"Any sufficiently advanced technology is indistinguishable from magic.” Nishith Rastogi, CEO, Locus, seems to have internalised Arthur C. Clarke’s insightful observation. His current goal is to eliminate all human decisions from the process of transporting a shipment from point A to point B. His long-term vision however, is much more audacious. He envisions a world where one day, humans themselves can be eradicated from logistics management, with the aid of machine learning algorithms, self-driving vehicles and mechanical arms. And if everything goes according to plan, Bengaluru-based Locus, a machine learning start-up that helps enterprises automate intra-city scheduled and on-demand delivery, will be a big part of that inevitable transformation.

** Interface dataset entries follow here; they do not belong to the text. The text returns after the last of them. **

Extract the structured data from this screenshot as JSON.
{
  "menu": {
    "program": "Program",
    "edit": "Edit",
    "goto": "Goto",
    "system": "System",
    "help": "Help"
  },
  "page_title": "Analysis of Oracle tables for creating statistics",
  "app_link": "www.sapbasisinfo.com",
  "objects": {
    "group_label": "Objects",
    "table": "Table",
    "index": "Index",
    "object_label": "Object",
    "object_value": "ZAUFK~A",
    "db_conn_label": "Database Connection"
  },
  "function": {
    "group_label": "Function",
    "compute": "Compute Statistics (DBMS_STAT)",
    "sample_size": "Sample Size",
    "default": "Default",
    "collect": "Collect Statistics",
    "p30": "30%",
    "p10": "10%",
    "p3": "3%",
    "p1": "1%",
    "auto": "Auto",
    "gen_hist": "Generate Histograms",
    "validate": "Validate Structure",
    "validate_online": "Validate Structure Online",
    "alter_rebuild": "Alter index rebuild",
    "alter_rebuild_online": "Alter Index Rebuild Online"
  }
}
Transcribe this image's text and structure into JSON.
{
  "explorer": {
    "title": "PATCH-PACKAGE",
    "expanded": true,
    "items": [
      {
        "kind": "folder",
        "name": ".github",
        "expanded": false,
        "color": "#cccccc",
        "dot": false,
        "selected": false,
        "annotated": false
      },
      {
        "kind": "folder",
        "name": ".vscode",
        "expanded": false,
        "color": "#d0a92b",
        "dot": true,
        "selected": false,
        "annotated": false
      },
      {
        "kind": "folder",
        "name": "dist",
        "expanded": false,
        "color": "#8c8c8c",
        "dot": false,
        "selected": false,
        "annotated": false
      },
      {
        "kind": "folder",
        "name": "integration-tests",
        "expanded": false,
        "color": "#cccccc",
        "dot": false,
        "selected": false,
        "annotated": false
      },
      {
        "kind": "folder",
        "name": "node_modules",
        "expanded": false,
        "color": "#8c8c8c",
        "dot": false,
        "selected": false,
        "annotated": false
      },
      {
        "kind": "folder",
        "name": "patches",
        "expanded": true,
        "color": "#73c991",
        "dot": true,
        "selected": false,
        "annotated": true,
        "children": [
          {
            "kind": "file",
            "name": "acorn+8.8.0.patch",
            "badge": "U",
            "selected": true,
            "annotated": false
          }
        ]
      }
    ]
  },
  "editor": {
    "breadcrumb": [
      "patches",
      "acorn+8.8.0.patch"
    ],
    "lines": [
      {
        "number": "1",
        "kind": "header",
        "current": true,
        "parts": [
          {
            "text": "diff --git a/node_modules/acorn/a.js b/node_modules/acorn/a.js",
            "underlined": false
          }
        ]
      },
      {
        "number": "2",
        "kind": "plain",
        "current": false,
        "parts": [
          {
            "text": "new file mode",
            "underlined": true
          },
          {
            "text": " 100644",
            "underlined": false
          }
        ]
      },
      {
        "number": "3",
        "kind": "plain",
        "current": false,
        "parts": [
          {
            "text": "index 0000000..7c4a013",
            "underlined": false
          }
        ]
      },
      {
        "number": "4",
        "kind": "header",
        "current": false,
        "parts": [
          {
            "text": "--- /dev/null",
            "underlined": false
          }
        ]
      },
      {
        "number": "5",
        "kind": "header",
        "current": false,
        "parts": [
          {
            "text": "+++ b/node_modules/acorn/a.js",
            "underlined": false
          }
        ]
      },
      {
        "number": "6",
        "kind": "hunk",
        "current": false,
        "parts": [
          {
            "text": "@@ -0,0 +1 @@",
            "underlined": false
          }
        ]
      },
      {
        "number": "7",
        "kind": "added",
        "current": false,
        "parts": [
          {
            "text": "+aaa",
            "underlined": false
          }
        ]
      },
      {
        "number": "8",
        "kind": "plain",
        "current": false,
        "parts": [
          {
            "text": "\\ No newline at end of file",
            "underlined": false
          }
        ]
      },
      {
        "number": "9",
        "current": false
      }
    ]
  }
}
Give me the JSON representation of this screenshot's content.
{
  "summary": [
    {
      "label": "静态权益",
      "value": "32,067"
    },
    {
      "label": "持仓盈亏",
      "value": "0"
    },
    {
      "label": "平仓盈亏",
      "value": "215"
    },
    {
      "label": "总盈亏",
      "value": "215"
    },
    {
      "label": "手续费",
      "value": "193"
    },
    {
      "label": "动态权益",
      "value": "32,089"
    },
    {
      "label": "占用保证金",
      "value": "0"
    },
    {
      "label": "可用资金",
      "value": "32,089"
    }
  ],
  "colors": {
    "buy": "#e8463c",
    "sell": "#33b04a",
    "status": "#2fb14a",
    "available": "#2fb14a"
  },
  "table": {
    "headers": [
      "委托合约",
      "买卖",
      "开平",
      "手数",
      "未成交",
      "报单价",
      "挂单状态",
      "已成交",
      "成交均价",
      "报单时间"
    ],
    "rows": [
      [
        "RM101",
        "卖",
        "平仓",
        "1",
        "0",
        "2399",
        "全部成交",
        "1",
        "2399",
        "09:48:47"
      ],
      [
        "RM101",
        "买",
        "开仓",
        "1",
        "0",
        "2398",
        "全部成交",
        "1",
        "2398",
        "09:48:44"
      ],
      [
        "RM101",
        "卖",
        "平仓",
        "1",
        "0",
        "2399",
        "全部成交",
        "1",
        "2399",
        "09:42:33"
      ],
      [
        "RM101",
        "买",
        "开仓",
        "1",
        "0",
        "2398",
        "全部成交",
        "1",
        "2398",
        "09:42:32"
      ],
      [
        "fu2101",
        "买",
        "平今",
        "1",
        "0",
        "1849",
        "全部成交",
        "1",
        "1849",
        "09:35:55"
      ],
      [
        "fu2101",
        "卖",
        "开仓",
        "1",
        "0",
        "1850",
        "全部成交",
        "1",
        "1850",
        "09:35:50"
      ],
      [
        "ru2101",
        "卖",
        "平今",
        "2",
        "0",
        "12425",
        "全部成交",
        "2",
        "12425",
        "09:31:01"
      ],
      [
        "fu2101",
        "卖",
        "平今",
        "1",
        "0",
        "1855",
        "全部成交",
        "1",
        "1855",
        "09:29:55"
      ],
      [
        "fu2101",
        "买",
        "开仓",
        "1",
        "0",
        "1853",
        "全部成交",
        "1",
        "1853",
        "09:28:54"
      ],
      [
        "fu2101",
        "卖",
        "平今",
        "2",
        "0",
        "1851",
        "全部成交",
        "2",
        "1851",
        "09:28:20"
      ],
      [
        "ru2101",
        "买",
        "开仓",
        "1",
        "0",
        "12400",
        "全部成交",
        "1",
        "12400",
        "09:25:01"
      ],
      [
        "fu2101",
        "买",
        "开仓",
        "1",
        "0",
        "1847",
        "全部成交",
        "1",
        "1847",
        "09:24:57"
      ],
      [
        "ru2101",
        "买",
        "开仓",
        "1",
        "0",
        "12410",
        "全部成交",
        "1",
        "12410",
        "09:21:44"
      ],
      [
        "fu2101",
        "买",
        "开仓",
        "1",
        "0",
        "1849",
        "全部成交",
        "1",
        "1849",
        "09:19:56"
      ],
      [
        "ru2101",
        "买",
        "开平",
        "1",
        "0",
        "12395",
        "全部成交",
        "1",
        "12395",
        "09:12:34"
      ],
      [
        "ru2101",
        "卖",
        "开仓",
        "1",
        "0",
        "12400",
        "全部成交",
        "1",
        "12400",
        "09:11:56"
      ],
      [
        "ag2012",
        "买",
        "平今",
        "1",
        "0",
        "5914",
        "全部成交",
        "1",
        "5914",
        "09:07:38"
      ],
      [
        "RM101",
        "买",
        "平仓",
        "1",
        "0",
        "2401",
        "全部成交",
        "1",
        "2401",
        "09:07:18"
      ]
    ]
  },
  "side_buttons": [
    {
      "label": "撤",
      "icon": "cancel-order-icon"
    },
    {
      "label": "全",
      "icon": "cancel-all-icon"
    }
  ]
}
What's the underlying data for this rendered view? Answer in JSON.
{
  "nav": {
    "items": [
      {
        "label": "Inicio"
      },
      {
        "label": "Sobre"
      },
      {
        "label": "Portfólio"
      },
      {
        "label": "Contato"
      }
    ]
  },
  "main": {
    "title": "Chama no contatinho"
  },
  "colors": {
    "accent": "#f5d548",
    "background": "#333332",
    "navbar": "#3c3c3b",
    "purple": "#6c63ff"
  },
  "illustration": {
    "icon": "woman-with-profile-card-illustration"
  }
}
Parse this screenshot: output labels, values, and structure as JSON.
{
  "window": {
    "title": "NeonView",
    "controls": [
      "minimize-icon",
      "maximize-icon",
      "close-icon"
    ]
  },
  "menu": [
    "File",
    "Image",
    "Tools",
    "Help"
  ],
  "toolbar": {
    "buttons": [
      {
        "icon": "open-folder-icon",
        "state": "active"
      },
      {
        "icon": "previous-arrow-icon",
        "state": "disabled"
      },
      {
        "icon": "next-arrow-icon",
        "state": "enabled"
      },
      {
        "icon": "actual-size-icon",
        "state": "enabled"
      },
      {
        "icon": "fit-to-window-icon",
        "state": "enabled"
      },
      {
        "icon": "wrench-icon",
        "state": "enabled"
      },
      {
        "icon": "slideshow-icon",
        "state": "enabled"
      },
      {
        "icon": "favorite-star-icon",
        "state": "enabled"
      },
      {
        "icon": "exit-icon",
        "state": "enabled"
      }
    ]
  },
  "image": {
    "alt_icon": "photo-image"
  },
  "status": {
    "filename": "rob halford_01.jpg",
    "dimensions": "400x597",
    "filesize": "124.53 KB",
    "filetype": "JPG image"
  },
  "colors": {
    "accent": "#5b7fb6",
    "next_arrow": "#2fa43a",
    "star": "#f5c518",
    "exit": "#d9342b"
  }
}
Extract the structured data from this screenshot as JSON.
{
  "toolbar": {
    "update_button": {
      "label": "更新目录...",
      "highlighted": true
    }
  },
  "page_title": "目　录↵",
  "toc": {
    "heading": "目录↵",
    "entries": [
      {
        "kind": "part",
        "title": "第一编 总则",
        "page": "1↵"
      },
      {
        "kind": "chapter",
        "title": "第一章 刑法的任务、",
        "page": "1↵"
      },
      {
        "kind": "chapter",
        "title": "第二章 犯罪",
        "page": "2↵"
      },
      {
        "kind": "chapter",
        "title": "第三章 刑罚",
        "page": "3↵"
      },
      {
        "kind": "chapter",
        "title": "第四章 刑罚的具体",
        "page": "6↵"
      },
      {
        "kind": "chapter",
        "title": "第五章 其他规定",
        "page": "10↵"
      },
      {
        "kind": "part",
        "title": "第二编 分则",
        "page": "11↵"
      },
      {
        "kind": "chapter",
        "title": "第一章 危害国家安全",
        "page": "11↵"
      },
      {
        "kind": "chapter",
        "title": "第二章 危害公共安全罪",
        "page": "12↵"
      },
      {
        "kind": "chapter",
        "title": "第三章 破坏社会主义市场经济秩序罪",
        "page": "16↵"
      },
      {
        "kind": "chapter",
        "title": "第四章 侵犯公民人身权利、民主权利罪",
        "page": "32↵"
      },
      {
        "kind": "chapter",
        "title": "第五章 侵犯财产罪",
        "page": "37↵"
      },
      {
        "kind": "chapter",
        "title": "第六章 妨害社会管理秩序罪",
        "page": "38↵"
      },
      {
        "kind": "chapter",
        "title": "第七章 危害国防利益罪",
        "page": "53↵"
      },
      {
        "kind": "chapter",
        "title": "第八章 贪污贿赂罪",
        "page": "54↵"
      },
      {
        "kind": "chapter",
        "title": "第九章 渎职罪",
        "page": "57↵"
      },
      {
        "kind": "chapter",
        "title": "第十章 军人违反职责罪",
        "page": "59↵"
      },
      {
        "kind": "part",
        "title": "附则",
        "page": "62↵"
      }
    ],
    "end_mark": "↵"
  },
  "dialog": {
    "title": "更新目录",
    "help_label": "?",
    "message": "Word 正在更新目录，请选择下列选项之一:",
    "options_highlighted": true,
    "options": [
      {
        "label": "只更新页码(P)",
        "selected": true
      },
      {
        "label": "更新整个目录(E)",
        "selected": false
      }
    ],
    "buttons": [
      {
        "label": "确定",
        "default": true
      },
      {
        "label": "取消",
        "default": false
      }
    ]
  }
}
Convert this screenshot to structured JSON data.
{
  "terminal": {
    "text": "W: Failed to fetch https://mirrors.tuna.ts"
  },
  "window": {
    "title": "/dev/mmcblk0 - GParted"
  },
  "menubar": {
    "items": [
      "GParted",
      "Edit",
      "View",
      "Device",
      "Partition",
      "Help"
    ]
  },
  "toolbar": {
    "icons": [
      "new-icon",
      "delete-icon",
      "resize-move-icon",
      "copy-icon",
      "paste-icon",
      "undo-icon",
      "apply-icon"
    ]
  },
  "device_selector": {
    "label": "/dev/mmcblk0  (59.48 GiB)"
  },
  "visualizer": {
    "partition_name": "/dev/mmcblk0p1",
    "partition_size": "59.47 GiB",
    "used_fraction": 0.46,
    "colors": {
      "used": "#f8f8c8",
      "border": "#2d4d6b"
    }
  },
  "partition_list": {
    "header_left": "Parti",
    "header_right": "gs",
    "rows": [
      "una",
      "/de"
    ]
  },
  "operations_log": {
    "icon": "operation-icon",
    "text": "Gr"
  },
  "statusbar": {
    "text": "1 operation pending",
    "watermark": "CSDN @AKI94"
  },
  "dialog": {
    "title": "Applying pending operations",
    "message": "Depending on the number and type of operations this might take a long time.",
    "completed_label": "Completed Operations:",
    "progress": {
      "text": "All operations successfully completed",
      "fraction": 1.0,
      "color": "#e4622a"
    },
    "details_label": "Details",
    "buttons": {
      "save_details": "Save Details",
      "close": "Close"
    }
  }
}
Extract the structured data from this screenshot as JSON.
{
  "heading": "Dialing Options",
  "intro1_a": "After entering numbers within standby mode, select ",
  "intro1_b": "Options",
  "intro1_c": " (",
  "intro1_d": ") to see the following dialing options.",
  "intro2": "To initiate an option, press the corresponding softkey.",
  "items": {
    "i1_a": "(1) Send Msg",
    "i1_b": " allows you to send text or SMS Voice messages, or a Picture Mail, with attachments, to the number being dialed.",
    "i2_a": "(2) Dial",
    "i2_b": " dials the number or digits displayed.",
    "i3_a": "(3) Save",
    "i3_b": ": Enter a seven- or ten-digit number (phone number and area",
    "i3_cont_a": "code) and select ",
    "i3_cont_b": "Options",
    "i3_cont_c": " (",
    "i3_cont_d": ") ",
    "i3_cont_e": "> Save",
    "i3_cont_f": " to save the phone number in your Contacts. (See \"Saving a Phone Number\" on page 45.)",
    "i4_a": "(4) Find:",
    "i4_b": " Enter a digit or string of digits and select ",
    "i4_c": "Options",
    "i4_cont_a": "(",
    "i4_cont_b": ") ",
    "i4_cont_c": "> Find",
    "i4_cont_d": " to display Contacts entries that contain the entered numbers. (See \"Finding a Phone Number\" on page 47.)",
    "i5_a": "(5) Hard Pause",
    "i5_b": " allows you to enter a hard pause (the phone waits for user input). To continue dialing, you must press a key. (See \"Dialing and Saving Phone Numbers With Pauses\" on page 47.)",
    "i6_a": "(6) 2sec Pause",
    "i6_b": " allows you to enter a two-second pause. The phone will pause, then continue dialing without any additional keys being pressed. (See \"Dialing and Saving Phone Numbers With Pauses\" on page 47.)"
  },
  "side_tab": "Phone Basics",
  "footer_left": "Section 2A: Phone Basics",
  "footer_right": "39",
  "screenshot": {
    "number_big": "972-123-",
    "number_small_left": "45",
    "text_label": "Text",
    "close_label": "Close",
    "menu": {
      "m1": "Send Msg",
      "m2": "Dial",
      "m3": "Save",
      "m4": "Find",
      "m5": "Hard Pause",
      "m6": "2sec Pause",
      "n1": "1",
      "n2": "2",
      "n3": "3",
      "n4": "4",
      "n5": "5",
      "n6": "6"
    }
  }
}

“Logistics today, is just data, data and data,” he says emphatically. “Every single rider of every single client of ours is a human sensor network. While we are talking right now, I’ve collected over a million data points,” he says. The amount of technology and automation required in logistics today is huge. “Now that we’re in, we have figured that this is a gold mine. Logistics is a problem suited for computers to solve. Nobody had solved it yet so people tried to simplify it using hub and spoke. But, it basically is high order equations that need to be optimised with hundred-plus variables. A human can’t do it, but a computer can.” To that end, Locus is an R&D driven, engineering-first start-up, with a small team of 25, 25% of whom are PhDs. “We will never be a sales-driven organisation, our valuation will depend more on our patents,” he says. They are currently in the process of filing three patents, a process which takes three to four years.
Their deep tech-focus is not surprising given that both Rastogi and his co-founder Geet Garg, both ‘hardcore tech guys’, met while working on machine learning at Amazon. However, the genesis of Locus lay in RideSafe, an app that Rastogi and Garg designed in the aftermath of the Uber rape incident in December 2014. RideSafe was a route deviation engine that sent out alarms if the driver was deviating from the set route. While it was an app aimed at securing women safety, the duo then di